Safer, Better Roads: New Rochelle’s Complete Streets Program
Recently Mayor Noam Bramson of the City of New Rochelle, NY noted on his website that the City’s 10-year capital budget “makes an important commitment to redesigning New Rochelle’s street network so that it is safer, more attractive, and more appealing for pedestrians, cyclists, and motorists.” Mayor Bramson is referring to New Rochelle’s Complete Streets program, whose success is due in large part to the talents of AKRF transportation engineers Michael Beattie, P.E., PTOE, Marissa Tarallo, P.E., and Sanam Lakhwara.
The Complete Streets approach grew out of the Smart Growth movement and is a holistic way of thinking about streets—what they are and how they should work, so that streets are safer, more convenient, and usable for all, regardless of age, ability, or mode of transportation.
In New Rochelle, this initiative first took shape with AKRF’s development of a Comprehensive Street Plan, which sought to provide safe connections to traverse the City; attract millennials; allow residents to “age in place”; and incorporate current and future projects. Based on these goals, we developed a City-wide Complete Streets vision with the objective of improving north-south and east-west connectivity; providing enhanced pedestrian and bicycle facilities; accommodating vehicular traffic; and maintaining priority roadways.
For the first phase of the project, AKRF collected data, analyzed existing conditions, and met with members of the community. The efforts of this phase resulted in the identification of over 20 roadways that would form a City-wide network of Complete Streets. One example was Quaker Ridge Road, one of the City’s main east-west corridors. The existing conditions study noted that this roadway was overdesigned for current traffic levels. It provided access to multiple land use types (schools, religious centers, retail centers, parks, and residential neighborhoods), but did not provide sidewalks or bicycle facilities.
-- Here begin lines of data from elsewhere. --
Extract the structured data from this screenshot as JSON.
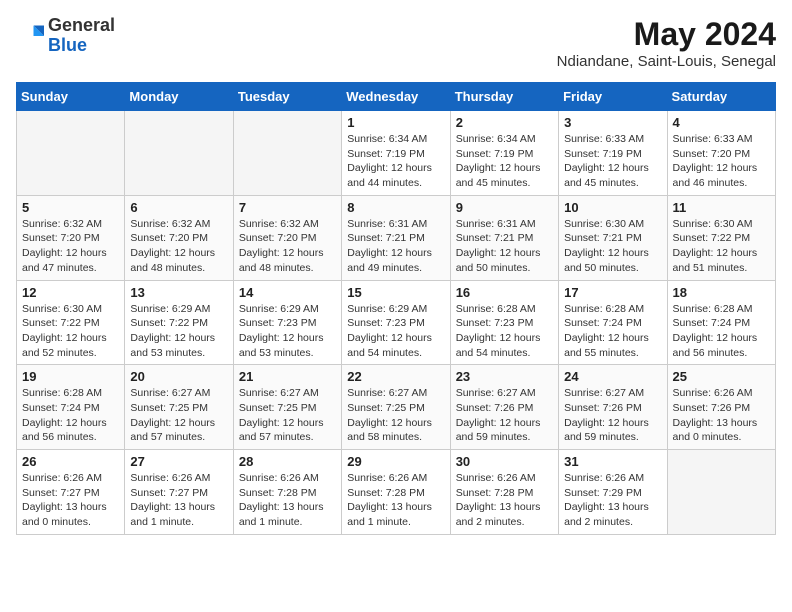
{
  "header": {
    "logo_general": "General",
    "logo_blue": "Blue",
    "month": "May 2024",
    "location": "Ndiandane, Saint-Louis, Senegal"
  },
  "days_of_week": [
    "Sunday",
    "Monday",
    "Tuesday",
    "Wednesday",
    "Thursday",
    "Friday",
    "Saturday"
  ],
  "weeks": [
    [
      {
        "day": "",
        "info": ""
      },
      {
        "day": "",
        "info": ""
      },
      {
        "day": "",
        "info": ""
      },
      {
        "day": "1",
        "info": "Sunrise: 6:34 AM\nSunset: 7:19 PM\nDaylight: 12 hours\nand 44 minutes."
      },
      {
        "day": "2",
        "info": "Sunrise: 6:34 AM\nSunset: 7:19 PM\nDaylight: 12 hours\nand 45 minutes."
      },
      {
        "day": "3",
        "info": "Sunrise: 6:33 AM\nSunset: 7:19 PM\nDaylight: 12 hours\nand 45 minutes."
      },
      {
        "day": "4",
        "info": "Sunrise: 6:33 AM\nSunset: 7:20 PM\nDaylight: 12 hours\nand 46 minutes."
      }
    ],
    [
      {
        "day": "5",
        "info": "Sunrise: 6:32 AM\nSunset: 7:20 PM\nDaylight: 12 hours\nand 47 minutes."
      },
      {
        "day": "6",
        "info": "Sunrise: 6:32 AM\nSunset: 7:20 PM\nDaylight: 12 hours\nand 48 minutes."
      },
      {
        "day": "7",
        "info": "Sunrise: 6:32 AM\nSunset: 7:20 PM\nDaylight: 12 hours\nand 48 minutes."
      },
      {
        "day": "8",
        "info": "Sunrise: 6:31 AM\nSunset: 7:21 PM\nDaylight: 12 hours\nand 49 minutes."
      },
      {
        "day": "9",
        "info": "Sunrise: 6:31 AM\nSunset: 7:21 PM\nDaylight: 12 hours\nand 50 minutes."
      },
      {
        "day": "10",
        "info": "Sunrise: 6:30 AM\nSunset: 7:21 PM\nDaylight: 12 hours\nand 50 minutes."
      },
      {
        "day": "11",
        "info": "Sunrise: 6:30 AM\nSunset: 7:22 PM\nDaylight: 12 hours\nand 51 minutes."
      }
    ],
    [
      {
        "day": "12",
        "info": "Sunrise: 6:30 AM\nSunset: 7:22 PM\nDaylight: 12 hours\nand 52 minutes."
      },
      {
        "day": "13",
        "info": "Sunrise: 6:29 AM\nSunset: 7:22 PM\nDaylight: 12 hours\nand 53 minutes."
      },
      {
        "day": "14",
        "info": "Sunrise: 6:29 AM\nSunset: 7:23 PM\nDaylight: 12 hours\nand 53 minutes."
      },
      {
        "day": "15",
        "info": "Sunrise: 6:29 AM\nSunset: 7:23 PM\nDaylight: 12 hours\nand 54 minutes."
      },
      {
        "day": "16",
        "info": "Sunrise: 6:28 AM\nSunset: 7:23 PM\nDaylight: 12 hours\nand 54 minutes."
      },
      {
        "day": "17",
        "info": "Sunrise: 6:28 AM\nSunset: 7:24 PM\nDaylight: 12 hours\nand 55 minutes."
      },
      {
        "day": "18",
        "info": "Sunrise: 6:28 AM\nSunset: 7:24 PM\nDaylight: 12 hours\nand 56 minutes."
      }
    ],
    [
      {
        "day": "19",
        "info": "Sunrise: 6:28 AM\nSunset: 7:24 PM\nDaylight: 12 hours\nand 56 minutes."
      },
      {
        "day": "20",
        "info": "Sunrise: 6:27 AM\nSunset: 7:25 PM\nDaylight: 12 hours\nand 57 minutes."
      },
      {
        "day": "21",
        "info": "Sunrise: 6:27 AM\nSunset: 7:25 PM\nDaylight: 12 hours\nand 57 minutes."
      },
      {
        "day": "22",
        "info": "Sunrise: 6:27 AM\nSunset: 7:25 PM\nDaylight: 12 hours\nand 58 minutes."
      },
      {
        "day": "23",
        "info": "Sunrise: 6:27 AM\nSunset: 7:26 PM\nDaylight: 12 hours\nand 59 minutes."
      },
      {
        "day": "24",
        "info": "Sunrise: 6:27 AM\nSunset: 7:26 PM\nDaylight: 12 hours\nand 59 minutes."
      },
      {
        "day": "25",
        "info": "Sunrise: 6:26 AM\nSunset: 7:26 PM\nDaylight: 13 hours\nand 0 minutes."
      }
    ],
    [
      {
        "day": "26",
        "info": "Sunrise: 6:26 AM\nSunset: 7:27 PM\nDaylight: 13 hours\nand 0 minutes."
      },
      {
        "day": "27",
        "info": "Sunrise: 6:26 AM\nSunset: 7:27 PM\nDaylight: 13 hours\nand 1 minute."
      },
      {
        "day": "28",
        "info": "Sunrise: 6:26 AM\nSunset: 7:28 PM\nDaylight: 13 hours\nand 1 minute."
      },
      {
        "day": "29",
        "info": "Sunrise: 6:26 AM\nSunset: 7:28 PM\nDaylight: 13 hours\nand 1 minute."
      },
      {
        "day": "30",
        "info": "Sunrise: 6:26 AM\nSunset: 7:28 PM\nDaylight: 13 hours\nand 2 minutes."
      },
      {
        "day": "31",
        "info": "Sunrise: 6:26 AM\nSunset: 7:29 PM\nDaylight: 13 hours\nand 2 minutes."
      },
      {
        "day": "",
        "info": ""
      }
    ]
  ]
}
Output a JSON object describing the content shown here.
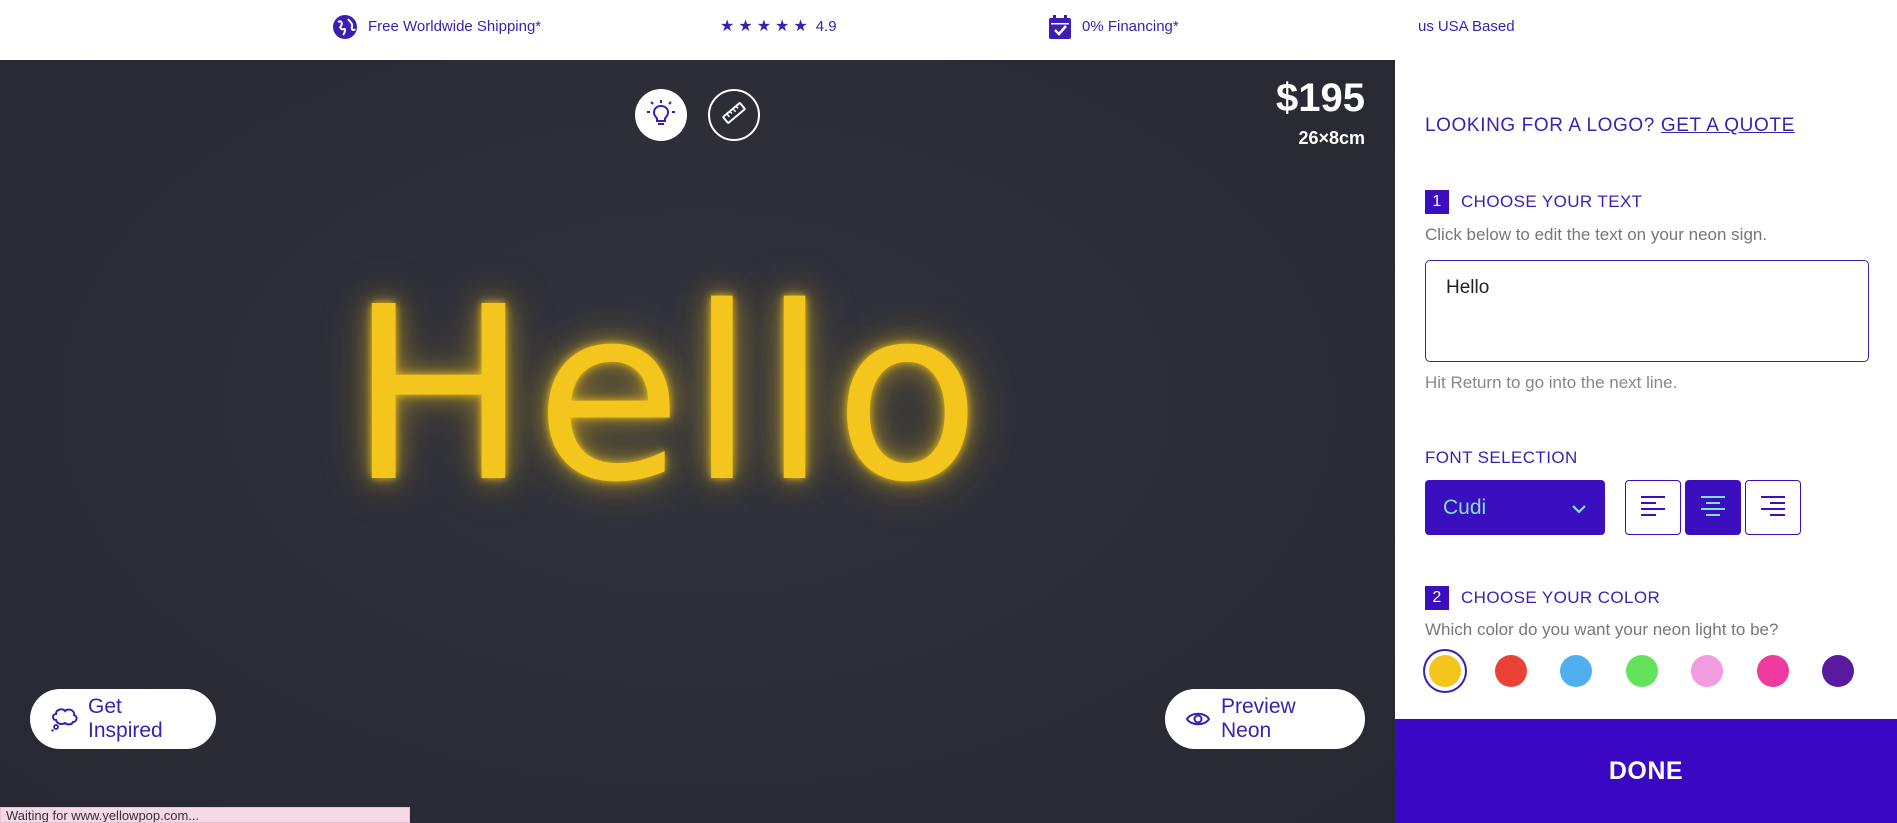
{
  "topbar": {
    "shipping": "Free Worldwide Shipping*",
    "rating": "4.9",
    "stars": 5,
    "financing": "0% Financing*",
    "usa_prefix": "us",
    "usa": "USA Based"
  },
  "stage": {
    "price": "$195",
    "size": "26×8cm",
    "neon_text": "Hello",
    "neon_color": "#f4c51c",
    "get_inspired": "Get Inspired",
    "preview": "Preview Neon"
  },
  "panel": {
    "logo_prompt": "LOOKING FOR A LOGO?",
    "logo_link": "GET A QUOTE",
    "step1": {
      "num": "1",
      "title": "CHOOSE YOUR TEXT",
      "hint": "Click below to edit the text on your neon sign."
    },
    "text_value": "Hello",
    "return_hint": "Hit Return to go into the next line.",
    "font_label": "FONT SELECTION",
    "font_value": "Cudi",
    "alignment": "center",
    "step2": {
      "num": "2",
      "title": "CHOOSE YOUR COLOR",
      "hint": "Which color do you want your neon light to be?"
    },
    "colors": [
      "#f4c51c",
      "#ea4335",
      "#4fb0f0",
      "#63e25c",
      "#f29be0",
      "#ee3b9f",
      "#5a1aa0"
    ],
    "selected_color": 0
  },
  "done": "DONE",
  "status": "Waiting for www.yellowpop.com..."
}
During the second phase of the project, AKRF developed conceptual designs for six roadways of the Complete Streets network. The process included walking audits with City staff and community members, conceptual Complete Streets design development, cost estimates, and a presentation of designs to the City Council.
Quaker Ridge Road was one of the corridors selected to benefit from a Complete Streets conceptual redesign. The redesign included wider, ADA-compliant sidewalks and curb ramps; a bike lane; additional crosswalks; two lanes of traffic instead of four; and enhanced signal phasing to eliminate pedestrian-vehicle conflicts at the North Avenue intersection. These elements would enhance the pedestrian and bicycle experience, accommodating multiple modes of travel while maintaining acceptable traffic operations. Ultimately, it would allow the community to better connect with the different land uses along the corridor.
Using the the Quaker Ridge Road conceptual design as a model, AKRF assisted the City in applying for funding from the New York State Department of Transportation to further study and implement the process. Consequently, The Quaker Ridge Road Complete Streets redesign was awarded over $3.5 million, the largest award in the Mid-Hudson region.
Learn more about AKRF's Traffic and Transportation practice.